## About this task
Read the listing and extract each line that includes the word "Hello".

-- -- --

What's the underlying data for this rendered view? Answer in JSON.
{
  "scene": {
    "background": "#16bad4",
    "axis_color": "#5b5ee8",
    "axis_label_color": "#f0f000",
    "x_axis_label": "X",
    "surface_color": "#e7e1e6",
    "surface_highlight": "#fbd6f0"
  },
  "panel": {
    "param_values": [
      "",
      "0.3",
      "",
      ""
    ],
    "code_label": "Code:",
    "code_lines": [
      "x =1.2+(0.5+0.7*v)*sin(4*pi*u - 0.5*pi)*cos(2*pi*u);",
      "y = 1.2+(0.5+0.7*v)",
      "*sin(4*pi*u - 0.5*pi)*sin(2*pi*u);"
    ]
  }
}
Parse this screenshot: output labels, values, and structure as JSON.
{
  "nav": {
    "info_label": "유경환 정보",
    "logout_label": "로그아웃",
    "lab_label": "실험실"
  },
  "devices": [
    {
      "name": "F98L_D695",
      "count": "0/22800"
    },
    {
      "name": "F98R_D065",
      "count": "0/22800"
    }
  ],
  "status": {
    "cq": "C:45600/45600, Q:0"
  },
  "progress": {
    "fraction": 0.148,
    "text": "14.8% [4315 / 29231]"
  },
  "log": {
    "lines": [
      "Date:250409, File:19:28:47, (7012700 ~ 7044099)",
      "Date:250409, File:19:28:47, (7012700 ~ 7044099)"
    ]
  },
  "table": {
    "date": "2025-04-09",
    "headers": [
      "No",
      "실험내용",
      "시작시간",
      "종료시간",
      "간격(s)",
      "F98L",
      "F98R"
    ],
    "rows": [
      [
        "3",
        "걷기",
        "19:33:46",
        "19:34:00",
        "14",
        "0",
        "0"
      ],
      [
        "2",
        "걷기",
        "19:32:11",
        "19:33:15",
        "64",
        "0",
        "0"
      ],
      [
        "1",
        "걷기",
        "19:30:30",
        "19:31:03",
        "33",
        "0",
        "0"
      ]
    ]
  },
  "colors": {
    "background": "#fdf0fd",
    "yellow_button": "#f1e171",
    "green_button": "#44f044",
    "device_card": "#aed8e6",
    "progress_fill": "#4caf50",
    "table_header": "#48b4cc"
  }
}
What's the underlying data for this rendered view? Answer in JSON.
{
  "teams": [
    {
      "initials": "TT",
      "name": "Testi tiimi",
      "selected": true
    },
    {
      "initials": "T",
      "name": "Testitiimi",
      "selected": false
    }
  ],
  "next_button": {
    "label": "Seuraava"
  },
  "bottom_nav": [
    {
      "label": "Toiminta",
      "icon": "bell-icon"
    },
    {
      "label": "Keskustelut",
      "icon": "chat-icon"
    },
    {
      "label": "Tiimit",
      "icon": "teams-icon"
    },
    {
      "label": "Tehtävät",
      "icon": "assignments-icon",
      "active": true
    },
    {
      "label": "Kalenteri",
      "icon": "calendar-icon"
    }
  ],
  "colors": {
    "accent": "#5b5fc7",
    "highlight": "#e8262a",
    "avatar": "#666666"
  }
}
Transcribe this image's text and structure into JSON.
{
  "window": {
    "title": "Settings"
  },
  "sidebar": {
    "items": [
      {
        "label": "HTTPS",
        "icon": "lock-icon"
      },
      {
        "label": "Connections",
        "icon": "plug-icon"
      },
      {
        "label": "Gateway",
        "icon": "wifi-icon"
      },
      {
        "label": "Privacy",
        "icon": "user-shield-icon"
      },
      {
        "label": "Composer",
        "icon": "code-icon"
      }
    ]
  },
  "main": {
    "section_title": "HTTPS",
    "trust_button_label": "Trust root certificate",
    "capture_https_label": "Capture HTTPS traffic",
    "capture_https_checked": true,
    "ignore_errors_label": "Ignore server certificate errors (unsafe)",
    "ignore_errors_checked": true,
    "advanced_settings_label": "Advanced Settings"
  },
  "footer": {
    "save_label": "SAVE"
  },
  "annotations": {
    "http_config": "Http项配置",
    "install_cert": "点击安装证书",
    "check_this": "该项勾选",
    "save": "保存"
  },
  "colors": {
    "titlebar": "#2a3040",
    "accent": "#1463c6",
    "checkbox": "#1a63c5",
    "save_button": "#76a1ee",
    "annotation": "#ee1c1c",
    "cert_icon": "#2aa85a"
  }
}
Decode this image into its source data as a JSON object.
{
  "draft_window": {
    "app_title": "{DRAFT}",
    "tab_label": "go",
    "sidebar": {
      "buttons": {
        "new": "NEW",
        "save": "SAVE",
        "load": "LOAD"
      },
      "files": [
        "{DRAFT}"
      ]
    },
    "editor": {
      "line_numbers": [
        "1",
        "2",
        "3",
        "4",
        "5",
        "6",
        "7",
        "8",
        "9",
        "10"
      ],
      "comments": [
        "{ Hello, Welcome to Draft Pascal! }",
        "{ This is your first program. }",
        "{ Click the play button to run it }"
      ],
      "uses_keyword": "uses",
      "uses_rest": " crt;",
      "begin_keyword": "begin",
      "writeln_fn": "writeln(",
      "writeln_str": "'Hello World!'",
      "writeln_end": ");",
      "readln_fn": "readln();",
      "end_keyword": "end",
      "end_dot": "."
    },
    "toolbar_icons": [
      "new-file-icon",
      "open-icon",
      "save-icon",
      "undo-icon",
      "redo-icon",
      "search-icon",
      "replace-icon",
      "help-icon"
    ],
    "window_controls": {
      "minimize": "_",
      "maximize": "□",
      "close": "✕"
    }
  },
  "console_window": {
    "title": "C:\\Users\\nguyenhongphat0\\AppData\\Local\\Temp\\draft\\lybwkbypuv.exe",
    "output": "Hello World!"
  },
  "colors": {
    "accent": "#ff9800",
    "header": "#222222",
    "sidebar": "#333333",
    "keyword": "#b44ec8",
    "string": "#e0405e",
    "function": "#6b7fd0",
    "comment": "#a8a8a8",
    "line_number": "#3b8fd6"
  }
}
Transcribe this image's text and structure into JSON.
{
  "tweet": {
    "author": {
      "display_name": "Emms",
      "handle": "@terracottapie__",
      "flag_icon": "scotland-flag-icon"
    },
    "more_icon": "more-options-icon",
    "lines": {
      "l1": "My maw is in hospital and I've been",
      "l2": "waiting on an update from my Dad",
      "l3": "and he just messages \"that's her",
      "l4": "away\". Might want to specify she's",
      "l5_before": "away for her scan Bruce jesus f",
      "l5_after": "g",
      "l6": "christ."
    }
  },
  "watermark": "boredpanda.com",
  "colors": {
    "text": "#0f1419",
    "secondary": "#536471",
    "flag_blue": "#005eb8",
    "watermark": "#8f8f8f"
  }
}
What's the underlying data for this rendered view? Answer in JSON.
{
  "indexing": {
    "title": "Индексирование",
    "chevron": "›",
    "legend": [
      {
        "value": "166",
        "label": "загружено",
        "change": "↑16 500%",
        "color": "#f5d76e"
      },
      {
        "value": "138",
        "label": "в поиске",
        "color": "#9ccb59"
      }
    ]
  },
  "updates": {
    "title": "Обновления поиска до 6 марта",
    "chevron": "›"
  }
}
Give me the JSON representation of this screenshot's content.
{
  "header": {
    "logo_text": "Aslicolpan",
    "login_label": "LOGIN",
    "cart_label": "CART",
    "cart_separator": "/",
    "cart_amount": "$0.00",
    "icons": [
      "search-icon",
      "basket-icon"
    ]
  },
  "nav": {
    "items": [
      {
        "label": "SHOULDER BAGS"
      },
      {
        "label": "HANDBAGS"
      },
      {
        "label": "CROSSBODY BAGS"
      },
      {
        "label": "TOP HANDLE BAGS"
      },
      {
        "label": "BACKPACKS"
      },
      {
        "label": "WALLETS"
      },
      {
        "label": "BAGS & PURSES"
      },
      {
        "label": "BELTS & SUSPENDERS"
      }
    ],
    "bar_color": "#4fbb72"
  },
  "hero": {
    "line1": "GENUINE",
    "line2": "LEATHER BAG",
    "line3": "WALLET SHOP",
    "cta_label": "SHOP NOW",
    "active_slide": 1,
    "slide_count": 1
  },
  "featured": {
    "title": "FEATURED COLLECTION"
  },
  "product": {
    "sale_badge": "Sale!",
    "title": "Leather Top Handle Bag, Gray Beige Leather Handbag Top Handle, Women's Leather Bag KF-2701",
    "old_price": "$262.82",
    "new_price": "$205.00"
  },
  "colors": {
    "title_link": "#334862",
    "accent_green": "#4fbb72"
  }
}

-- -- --

## Answer below
        "{ Hello, Welcome to Draft Pascal! }",
      "writeln_str": "'Hello World!'",
    "output": "Hello World!"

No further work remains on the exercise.